### About this task
Reproduce all entries below verbatim. Skip the pictures.

────────

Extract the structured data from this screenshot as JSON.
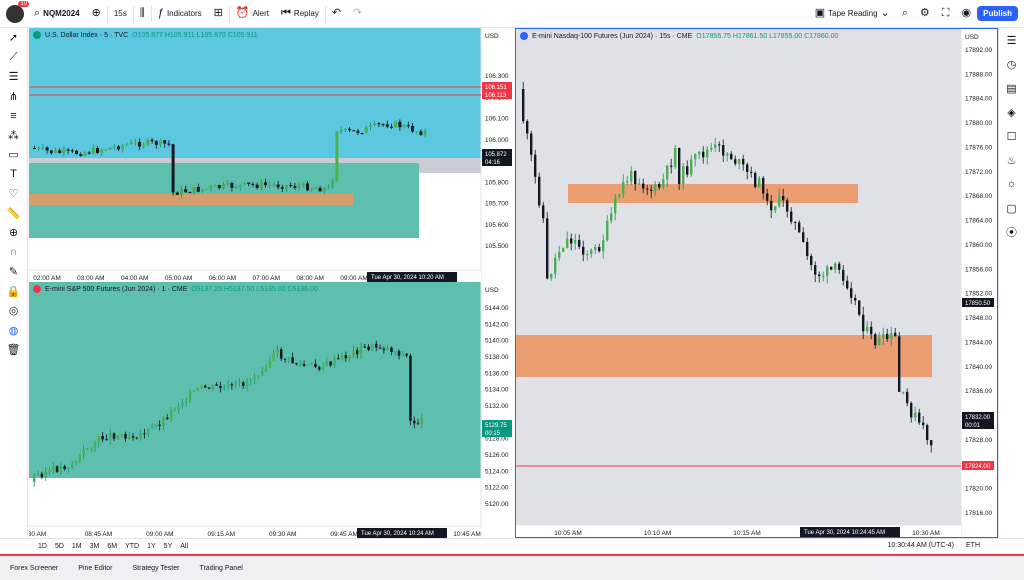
{
  "header": {
    "avatar_badge": "10",
    "symbol": "NQM2024",
    "interval": "15s",
    "indicators": "Indicators",
    "alert": "Alert",
    "replay": "Replay",
    "layout_name": "Tape Reading",
    "publish": "Publish"
  },
  "bottom": {
    "ranges": [
      "1D",
      "5D",
      "1M",
      "3M",
      "6M",
      "YTD",
      "1Y",
      "5Y",
      "All"
    ],
    "clock": "10:30:44 AM (UTC-4)",
    "session": "ETH"
  },
  "footer": {
    "tabs": [
      "Forex Screener",
      "Pine Editor",
      "Strategy Tester",
      "Trading Panel"
    ]
  },
  "currency": "USD",
  "panes": {
    "dxy": {
      "legend": "U.S. Dollar Index · 5 · TVC",
      "ohlc": "O105.877  H105.911  L105.870  C105.911",
      "ticks": [
        "106.300",
        "106.200",
        "106.100",
        "106.000",
        "105.900",
        "105.800",
        "105.700",
        "105.600",
        "105.500"
      ],
      "times": [
        "02:00 AM",
        "03:00 AM",
        "04:00 AM",
        "05:00 AM",
        "06:00 AM",
        "07:00 AM",
        "08:00 AM",
        "09:00 AM"
      ],
      "crosshair_time": "Tue Apr 30, 2024",
      "crosshair_time2": "10:20 AM",
      "tags": [
        {
          "text": "106.151",
          "color": "#f23645"
        },
        {
          "text": "106.113",
          "color": "#f23645"
        },
        {
          "text": "105.872",
          "color": "#131722"
        },
        {
          "text": "04:16",
          "color": "#131722"
        }
      ]
    },
    "es": {
      "legend": "E-mini S&P 500 Futures (Jun 2024) · 1 · CME",
      "ohlc": "O5137.25  H5137.50  L5135.00  C5136.00",
      "ticks": [
        "5144.00",
        "5142.00",
        "5140.00",
        "5138.00",
        "5136.00",
        "5134.00",
        "5132.00",
        "5130.00",
        "5128.00",
        "5126.00",
        "5124.00",
        "5122.00",
        "5120.00"
      ],
      "times": [
        "30 AM",
        "08:45 AM",
        "09:00 AM",
        "09:15 AM",
        "09:30 AM",
        "09:45 AM",
        "10:00 AM",
        "10:45 AM"
      ],
      "crosshair_time": "Tue Apr 30, 2024",
      "crosshair_time2": "10:24 AM",
      "tags": [
        {
          "text": "5129.75",
          "color": "#089981"
        },
        {
          "text": "00:15",
          "color": "#089981"
        }
      ]
    },
    "nq": {
      "legend": "E-mini Nasdaq-100 Futures (Jun 2024) · 15s · CME",
      "ohlc": "O17856.75  H17861.50  L17855.00  C17860.00",
      "ticks": [
        "17892.00",
        "17888.00",
        "17884.00",
        "17880.00",
        "17876.00",
        "17872.00",
        "17868.00",
        "17864.00",
        "17860.00",
        "17856.00",
        "17852.00",
        "17848.00",
        "17844.00",
        "17840.00",
        "17836.00",
        "17832.00",
        "17828.00",
        "17824.00",
        "17820.00",
        "17816.00"
      ],
      "times": [
        "10:05 AM",
        "10:10 AM",
        "10:15 AM",
        "10:20 AM",
        "10:30 AM"
      ],
      "crosshair_time": "Tue Apr 30, 2024",
      "crosshair_time2": "10:24:45 AM",
      "tags": [
        {
          "text": "17850.50",
          "color": "#131722"
        },
        {
          "text": "17832.00",
          "color": "#131722"
        },
        {
          "text": "00:01",
          "color": "#131722"
        },
        {
          "text": "17824.00",
          "color": "#f23645"
        }
      ]
    }
  }
}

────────

### Your solution
Extract the structured data from this screenshot as JSON.
{
  "header": {
    "avatar_badge": "10",
    "symbol": "NQM2024",
    "interval": "15s",
    "indicators": "Indicators",
    "alert": "Alert",
    "replay": "Replay",
    "layout_name": "Tape Reading",
    "publish": "Publish"
  },
  "bottom": {
    "ranges": [
      "1D",
      "5D",
      "1M",
      "3M",
      "6M",
      "YTD",
      "1Y",
      "5Y",
      "All"
    ],
    "clock": "10:30:44 AM (UTC-4)",
    "session": "ETH"
  },
  "footer": {
    "tabs": [
      "Forex Screener",
      "Pine Editor",
      "Strategy Tester",
      "Trading Panel"
    ]
  },
  "currency": "USD",
  "panes": {
    "dxy": {
      "legend": "U.S. Dollar Index · 5 · TVC",
      "ohlc": "O105.877  H105.911  L105.870  C105.911",
      "ticks": [
        "106.300",
        "106.200",
        "106.100",
        "106.000",
        "105.900",
        "105.800",
        "105.700",
        "105.600",
        "105.500"
      ],
      "times": [
        "02:00 AM",
        "03:00 AM",
        "04:00 AM",
        "05:00 AM",
        "06:00 AM",
        "07:00 AM",
        "08:00 AM",
        "09:00 AM"
      ],
      "crosshair_time": "Tue Apr 30, 2024",
      "crosshair_time2": "10:20 AM",
      "tags": [
        {
          "text": "106.151",
          "color": "#f23645"
        },
        {
          "text": "106.113",
          "color": "#f23645"
        },
        {
          "text": "105.872",
          "color": "#131722"
        },
        {
          "text": "04:16",
          "color": "#131722"
        }
      ]
    },
    "es": {
      "legend": "E-mini S&P 500 Futures (Jun 2024) · 1 · CME",
      "ohlc": "O5137.25  H5137.50  L5135.00  C5136.00",
      "ticks": [
        "5144.00",
        "5142.00",
        "5140.00",
        "5138.00",
        "5136.00",
        "5134.00",
        "5132.00",
        "5130.00",
        "5128.00",
        "5126.00",
        "5124.00",
        "5122.00",
        "5120.00"
      ],
      "times": [
        "30 AM",
        "08:45 AM",
        "09:00 AM",
        "09:15 AM",
        "09:30 AM",
        "09:45 AM",
        "10:00 AM",
        "10:45 AM"
      ],
      "crosshair_time": "Tue Apr 30, 2024",
      "crosshair_time2": "10:24 AM",
      "tags": [
        {
          "text": "5129.75",
          "color": "#089981"
        },
        {
          "text": "00:15",
          "color": "#089981"
        }
      ]
    },
    "nq": {
      "legend": "E-mini Nasdaq-100 Futures (Jun 2024) · 15s · CME",
      "ohlc": "O17856.75  H17861.50  L17855.00  C17860.00",
      "ticks": [
        "17892.00",
        "17888.00",
        "17884.00",
        "17880.00",
        "17876.00",
        "17872.00",
        "17868.00",
        "17864.00",
        "17860.00",
        "17856.00",
        "17852.00",
        "17848.00",
        "17844.00",
        "17840.00",
        "17836.00",
        "17832.00",
        "17828.00",
        "17824.00",
        "17820.00",
        "17816.00"
      ],
      "times": [
        "10:05 AM",
        "10:10 AM",
        "10:15 AM",
        "10:20 AM",
        "10:30 AM"
      ],
      "crosshair_time": "Tue Apr 30, 2024",
      "crosshair_time2": "10:24:45 AM",
      "tags": [
        {
          "text": "17850.50",
          "color": "#131722"
        },
        {
          "text": "17832.00",
          "color": "#131722"
        },
        {
          "text": "00:01",
          "color": "#131722"
        },
        {
          "text": "17824.00",
          "color": "#f23645"
        }
      ]
    }
  }
}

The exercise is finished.